WORK TO BE COMPLETED. Please copy the data exactly as it stands, minus the images.

Component data from apps and pages
BEGIN

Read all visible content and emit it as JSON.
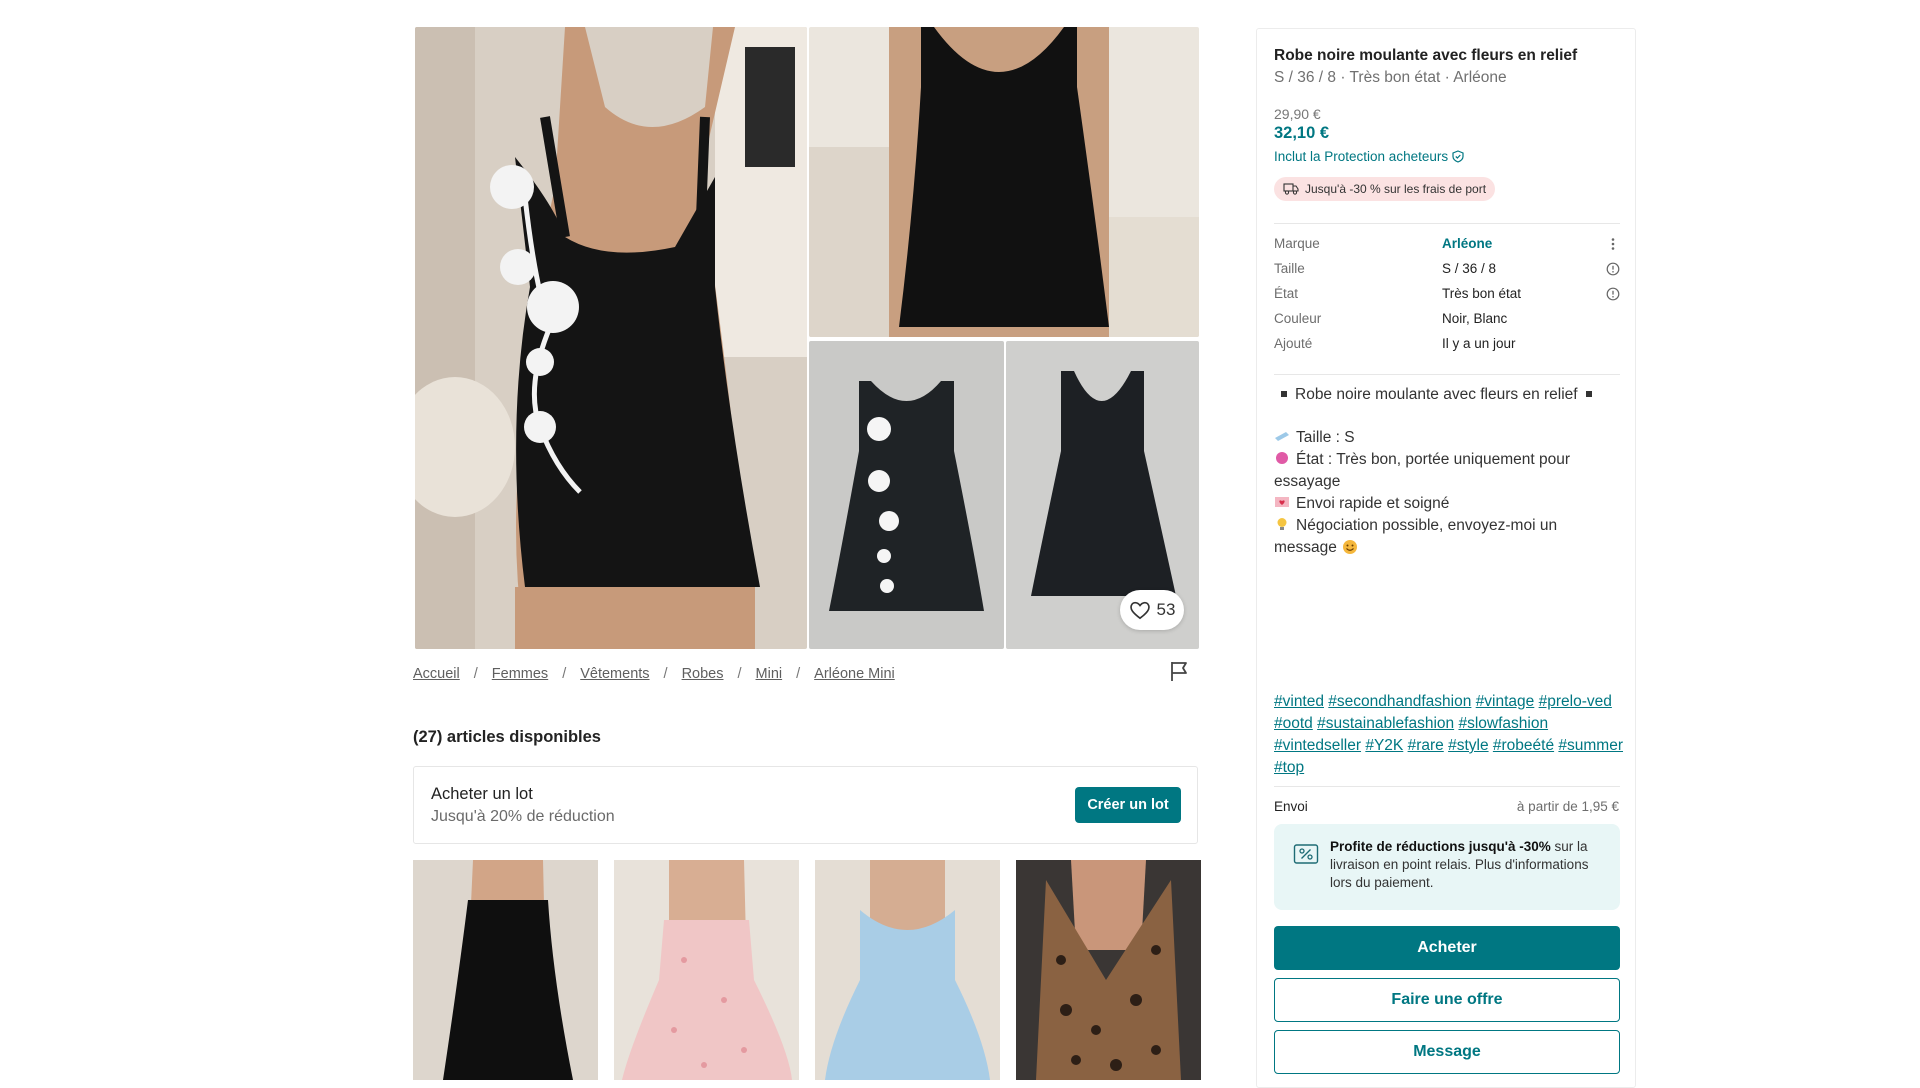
{
  "gallery": {
    "likes": "53"
  },
  "breadcrumb": [
    "Accueil",
    "Femmes",
    "Vêtements",
    "Robes",
    "Mini",
    "Arléone Mini"
  ],
  "items_available": "(27) articles disponibles",
  "bundle": {
    "title": "Acheter un lot",
    "subtitle": "Jusqu'à 20% de réduction",
    "button": "Créer un lot"
  },
  "product": {
    "title": "Robe noire moulante avec fleurs en relief",
    "subtitle": "S / 36 / 8 · Très bon état · Arléone",
    "old_price": "29,90 €",
    "price": "32,10 €",
    "protection": "Inclut la Protection acheteurs",
    "promo": "Jusqu'à -30 % sur les frais de port",
    "details": [
      {
        "label": "Marque",
        "value": "Arléone"
      },
      {
        "label": "Taille",
        "value": "S / 36 / 8"
      },
      {
        "label": "État",
        "value": "Très bon état"
      },
      {
        "label": "Couleur",
        "value": "Noir, Blanc"
      },
      {
        "label": "Ajouté",
        "value": "Il y a un jour"
      }
    ],
    "description": {
      "headline": "Robe noire moulante avec fleurs en relief",
      "size": "Taille : S",
      "condition": "État : Très bon, portée uniquement pour essayage",
      "shipping": "Envoi rapide et soigné",
      "negotiation": "Négociation possible, envoyez-moi un message"
    },
    "tags": [
      "#vinted",
      "#secondhandfashion",
      "#vintage",
      "#prelo-ved",
      "#ootd",
      "#sustainablefashion",
      "#slowfashion",
      "#vintedseller",
      "#Y2K",
      "#rare",
      "#style",
      "#robeété",
      "#summer",
      "#top"
    ],
    "shipping": {
      "label": "Envoi",
      "value": "à partir de 1,95 €"
    },
    "info_bold": "Profite de réductions jusqu'à -30%",
    "info_rest": "sur la livraison en point relais. Plus d'informations lors du paiement.",
    "buttons": {
      "buy": "Acheter",
      "offer": "Faire une offre",
      "message": "Message"
    }
  },
  "colors": {
    "accent": "#007782",
    "promo_bg": "#fbe2e2",
    "info_bg": "#e8f6f6"
  }
}
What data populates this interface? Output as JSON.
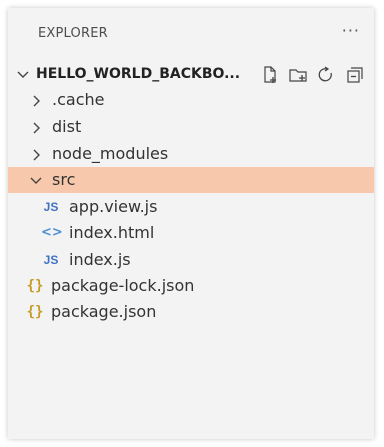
{
  "explorer": {
    "title": "EXPLORER",
    "more": "···",
    "workspace": {
      "name": "HELLO_WORLD_BACKBO...",
      "actions": [
        "new-file-icon",
        "new-folder-icon",
        "refresh-icon",
        "collapse-all-icon"
      ]
    },
    "tree": [
      {
        "label": ".cache",
        "type": "folder",
        "expanded": false
      },
      {
        "label": "dist",
        "type": "folder",
        "expanded": false
      },
      {
        "label": "node_modules",
        "type": "folder",
        "expanded": false
      },
      {
        "label": "src",
        "type": "folder",
        "expanded": true,
        "selected": true
      },
      {
        "label": "app.view.js",
        "type": "js",
        "icon_text": "JS"
      },
      {
        "label": "index.html",
        "type": "html",
        "icon_text": "<>"
      },
      {
        "label": "index.js",
        "type": "js",
        "icon_text": "JS"
      },
      {
        "label": "package-lock.json",
        "type": "json",
        "icon_text": "{}"
      },
      {
        "label": "package.json",
        "type": "json",
        "icon_text": "{}"
      }
    ]
  },
  "colors": {
    "background": "#f3f3f3",
    "selected": "#f7c8ab",
    "js_icon": "#4072c4",
    "json_icon": "#c59c28",
    "html_icon": "#4d8fd1"
  }
}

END

THE COMPLETED TASK.
Read all visible content and emit it as JSON.
{
  "gallery": {
    "likes": "53"
  },
  "breadcrumb": [
    "Accueil",
    "Femmes",
    "Vêtements",
    "Robes",
    "Mini",
    "Arléone Mini"
  ],
  "items_available": "(27) articles disponibles",
  "bundle": {
    "title": "Acheter un lot",
    "subtitle": "Jusqu'à 20% de réduction",
    "button": "Créer un lot"
  },
  "product": {
    "title": "Robe noire moulante avec fleurs en relief",
    "subtitle": "S / 36 / 8 · Très bon état · Arléone",
    "old_price": "29,90 €",
    "price": "32,10 €",
    "protection": "Inclut la Protection acheteurs",
    "promo": "Jusqu'à -30 % sur les frais de port",
    "details": [
      {
        "label": "Marque",
        "value": "Arléone"
      },
      {
        "label": "Taille",
        "value": "S / 36 / 8"
      },
      {
        "label": "État",
        "value": "Très bon état"
      },
      {
        "label": "Couleur",
        "value": "Noir, Blanc"
      },
      {
        "label": "Ajouté",
        "value": "Il y a un jour"
      }
    ],
    "description": {
      "headline": "Robe noire moulante avec fleurs en relief",
      "size": "Taille : S",
      "condition": "État : Très bon, portée uniquement pour essayage",
      "shipping": "Envoi rapide et soigné",
      "negotiation": "Négociation possible, envoyez-moi un message"
    },
    "tags": [
      "#vinted",
      "#secondhandfashion",
      "#vintage",
      "#prelo-ved",
      "#ootd",
      "#sustainablefashion",
      "#slowfashion",
      "#vintedseller",
      "#Y2K",
      "#rare",
      "#style",
      "#robeété",
      "#summer",
      "#top"
    ],
    "shipping": {
      "label": "Envoi",
      "value": "à partir de 1,95 €"
    },
    "info_bold": "Profite de réductions jusqu'à -30%",
    "info_rest": "sur la livraison en point relais. Plus d'informations lors du paiement.",
    "buttons": {
      "buy": "Acheter",
      "offer": "Faire une offre",
      "message": "Message"
    }
  },
  "colors": {
    "accent": "#007782",
    "promo_bg": "#fbe2e2",
    "info_bg": "#e8f6f6"
  }
}
What data populates this interface? Output as JSON.
{
  "explorer": {
    "title": "EXPLORER",
    "more": "···",
    "workspace": {
      "name": "HELLO_WORLD_BACKBO...",
      "actions": [
        "new-file-icon",
        "new-folder-icon",
        "refresh-icon",
        "collapse-all-icon"
      ]
    },
    "tree": [
      {
        "label": ".cache",
        "type": "folder",
        "expanded": false
      },
      {
        "label": "dist",
        "type": "folder",
        "expanded": false
      },
      {
        "label": "node_modules",
        "type": "folder",
        "expanded": false
      },
      {
        "label": "src",
        "type": "folder",
        "expanded": true,
        "selected": true
      },
      {
        "label": "app.view.js",
        "type": "js",
        "icon_text": "JS"
      },
      {
        "label": "index.html",
        "type": "html",
        "icon_text": "<>"
      },
      {
        "label": "index.js",
        "type": "js",
        "icon_text": "JS"
      },
      {
        "label": "package-lock.json",
        "type": "json",
        "icon_text": "{}"
      },
      {
        "label": "package.json",
        "type": "json",
        "icon_text": "{}"
      }
    ]
  },
  "colors": {
    "background": "#f3f3f3",
    "selected": "#f7c8ab",
    "js_icon": "#4072c4",
    "json_icon": "#c59c28",
    "html_icon": "#4d8fd1"
  }
}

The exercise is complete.